Exercise goal
Every line that contains "kingjames" must be located and copied from the data.

Data for analysis
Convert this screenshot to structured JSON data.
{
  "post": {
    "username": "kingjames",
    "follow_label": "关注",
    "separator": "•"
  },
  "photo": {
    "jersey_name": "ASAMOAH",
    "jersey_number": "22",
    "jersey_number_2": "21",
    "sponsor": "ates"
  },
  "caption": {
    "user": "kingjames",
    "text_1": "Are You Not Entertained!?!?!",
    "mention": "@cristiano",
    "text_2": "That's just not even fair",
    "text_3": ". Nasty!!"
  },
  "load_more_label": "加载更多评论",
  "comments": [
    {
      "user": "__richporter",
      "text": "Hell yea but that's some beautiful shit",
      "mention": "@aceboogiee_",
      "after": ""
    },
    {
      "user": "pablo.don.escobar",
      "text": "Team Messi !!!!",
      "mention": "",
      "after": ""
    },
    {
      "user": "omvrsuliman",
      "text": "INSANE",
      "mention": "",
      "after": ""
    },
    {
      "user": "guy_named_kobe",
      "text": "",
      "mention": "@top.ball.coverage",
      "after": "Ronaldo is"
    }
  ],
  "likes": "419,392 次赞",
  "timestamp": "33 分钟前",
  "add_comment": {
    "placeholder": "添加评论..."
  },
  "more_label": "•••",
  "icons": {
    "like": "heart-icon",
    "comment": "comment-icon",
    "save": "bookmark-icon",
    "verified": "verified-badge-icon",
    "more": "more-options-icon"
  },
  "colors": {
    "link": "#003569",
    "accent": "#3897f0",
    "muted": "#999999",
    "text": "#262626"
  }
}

Answer to this problem
    "username": "kingjames",
    "user": "kingjames",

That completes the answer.